The plot is very familiar. Gorgeous, young, well-to-do and well-connected Dorian Gray has his portrait painted by a society painter, Basil Hallward. Dorian unknowingly makes a Mephistophilian pact to preserve his beauty, and for his portrait to bear the signs of aging and sin. He is taken in hand, and led astray, by Hallward’s friend, the dangerous Lord Henry Wotton. His treatment of a young actress, Sibyl Vane, who falls in love with him and who he brutally rejects, leading to her suicide, is the first time he notices a change in the painting. Gray is psychopathically narcissistic – everything is judged by its impact on him. He goes to the opera after hearing Sibyl has died, and when chastised for this says “Don’t talk about horrid subjects. If one doesn’t talk about a thing, it has never happened” (87) Accepting his fate, he hides the painting, eventually killing Hallward to avoid exposure, and dives into a life of excess, sin, and hedonism.
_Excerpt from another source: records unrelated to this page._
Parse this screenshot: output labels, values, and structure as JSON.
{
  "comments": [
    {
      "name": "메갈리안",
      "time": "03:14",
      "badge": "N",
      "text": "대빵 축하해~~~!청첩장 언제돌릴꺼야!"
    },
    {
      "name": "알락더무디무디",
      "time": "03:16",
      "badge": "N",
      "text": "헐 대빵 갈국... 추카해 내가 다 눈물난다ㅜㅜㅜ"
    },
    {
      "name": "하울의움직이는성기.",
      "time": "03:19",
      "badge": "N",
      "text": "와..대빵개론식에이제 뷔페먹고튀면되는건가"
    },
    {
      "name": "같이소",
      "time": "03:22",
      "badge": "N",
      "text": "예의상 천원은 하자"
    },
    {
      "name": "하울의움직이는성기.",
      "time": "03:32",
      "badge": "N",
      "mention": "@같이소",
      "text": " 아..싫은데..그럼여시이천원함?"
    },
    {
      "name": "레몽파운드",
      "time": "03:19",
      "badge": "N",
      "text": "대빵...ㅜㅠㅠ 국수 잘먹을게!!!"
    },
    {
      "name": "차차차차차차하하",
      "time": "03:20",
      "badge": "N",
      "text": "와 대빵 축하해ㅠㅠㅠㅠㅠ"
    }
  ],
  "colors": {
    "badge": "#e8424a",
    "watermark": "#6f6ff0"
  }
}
Wilde goes as far as he can to describe this life, dropping hints about many of the elements, including some more conventional, heterosexual affairs, which frankly is fooling no-one.
There’s a unavoidable biographical element to this novel. Wilde’s own life followed the same self-destructive arc as Gray’s, although what is more remarkable is that the novel came first – Wilde was well aware where his recklessness would lead, but embraced his fate in any event. He foresees it all – the social ostracism (“when he used to reappear again in society, men would whisper to each other in corners, or pass him with a sneer, or look at him with cold, searching eyes, as though they were determined to discover his secret” (113) – the damage caused to friends and relatives – “Women who had wildly (note the choice of adjective) adored him, and for his sake had braved all social censure and set convention at defiance, were seen to grow pallid with shame or horror if Dorian Gray entered the room” (113), the damage to his health and (he believed) his soul, and yet could not steer a different course.
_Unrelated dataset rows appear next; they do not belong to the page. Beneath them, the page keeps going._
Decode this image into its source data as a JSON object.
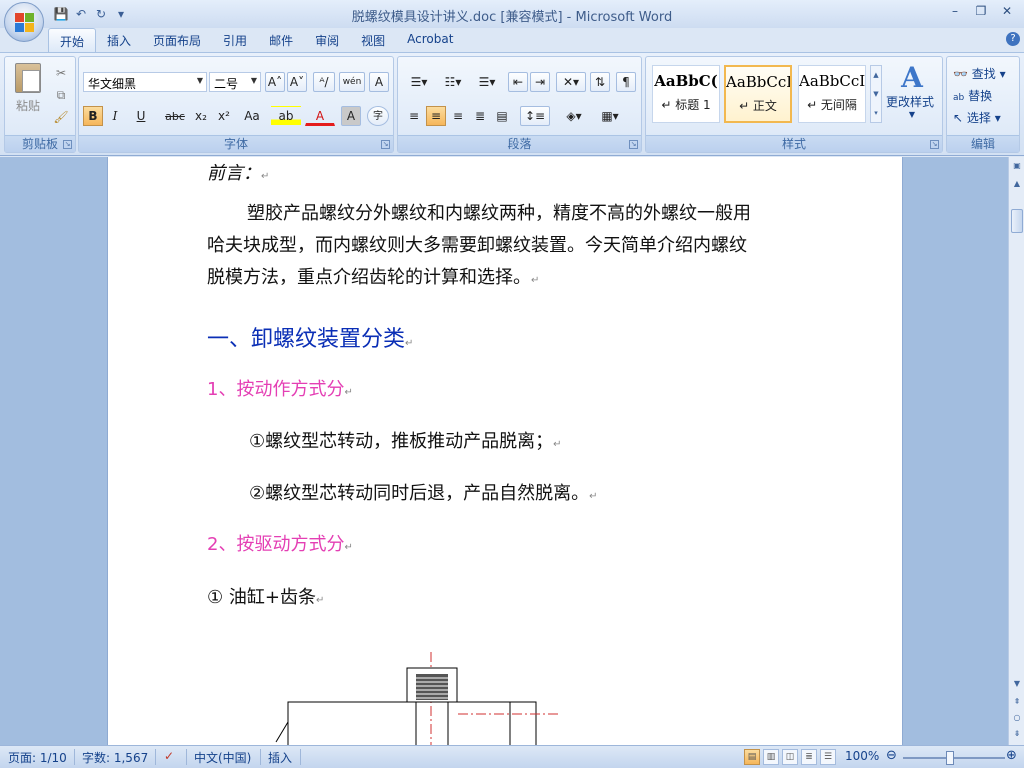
{
  "window": {
    "title": "脱螺纹模具设计讲义.doc [兼容模式] - Microsoft Word",
    "controls": [
      "–",
      "❐",
      "✕"
    ]
  },
  "qat": {
    "save": "💾",
    "undo": "↶",
    "redo": "↻",
    "customize": "▾"
  },
  "tabs": [
    "开始",
    "插入",
    "页面布局",
    "引用",
    "邮件",
    "审阅",
    "视图",
    "Acrobat"
  ],
  "help": "?",
  "ribbon": {
    "clipboard": {
      "label": "剪贴板",
      "paste": "粘贴"
    },
    "font": {
      "label": "字体",
      "font_name": "华文细黑",
      "font_size": "二号",
      "grow": "A˄",
      "shrink": "A˅",
      "clear": "ᴬ/",
      "phonetic": "wén",
      "border": "A",
      "bold": "B",
      "italic": "I",
      "underline": "U",
      "strike": "abc",
      "subscript": "x₂",
      "superscript": "x²",
      "case": "Aa",
      "highlight": "ab",
      "color": "A",
      "shade": "A",
      "enclose": "字"
    },
    "paragraph": {
      "label": "段落"
    },
    "styles": {
      "label": "样式",
      "items": [
        {
          "sample": "AaBbC(",
          "name": "↵ 标题 1"
        },
        {
          "sample": "AaBbCcI",
          "name": "↵ 正文"
        },
        {
          "sample": "AaBbCcI",
          "name": "↵ 无间隔"
        }
      ],
      "change": "更改样式"
    },
    "editing": {
      "label": "编辑",
      "find": "查找 ▾",
      "replace": "替换",
      "select": "选择 ▾"
    }
  },
  "document": {
    "lines": [
      {
        "text": "前言：",
        "mark": "↵"
      },
      {
        "text": "塑胶产品螺纹分外螺纹和内螺纹两种，精度不高的外螺纹一般用",
        "mark": ""
      },
      {
        "text": "哈夫块成型，而内螺纹则大多需要卸螺纹装置。今天简单介绍内螺纹",
        "mark": ""
      },
      {
        "text": "脱模方法，重点介绍齿轮的计算和选择。",
        "mark": "↵"
      },
      {
        "text": "一、卸螺纹装置分类",
        "mark": "↵"
      },
      {
        "text": "1、按动作方式分",
        "mark": "↵"
      },
      {
        "text": "①螺纹型芯转动，推板推动产品脱离；",
        "mark": "↵"
      },
      {
        "text": "②螺纹型芯转动同时后退，产品自然脱离。",
        "mark": "↵"
      },
      {
        "text": "2、按驱动方式分",
        "mark": "↵"
      },
      {
        "text": "① 油缸+齿条",
        "mark": "↵"
      }
    ]
  },
  "status": {
    "page": "页面: 1/10",
    "words": "字数: 1,567",
    "language": "中文(中国)",
    "mode": "插入",
    "zoom": "100%",
    "zoom_value": 100
  }
}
There are four great 19th century English horror novels (that is, novels written in English)  that explore identify and sexuality – ‘Frankenstein’, ‘Dracula’, ‘Dr Jekyll and Mr Hyde’, and ‘The Portrait of Dorian Gray.’ (In many ways ‘Dr Jekyll’ is probably the least flawed of this quartet, and I will aim to review it shortly to complete the set). All are in their different ways about the horror of the divided self. ‘Gray’ has many flaws – the sections where Wilde expanded the text for publication as a novel show strong signs of padding, for example, and the aphorisms, which individually are witty and clever, when they appear in such intensity have an artificial, false note. But despite these, this is a stunning novel, tragic in the light of what we now know about Wilde’s own fate, but also complex and brave. Superficially it is a parable about the price of sin, but in making Gray and Wotton such charismatic characters Wilde makes it clear where his sympathies and interests lie.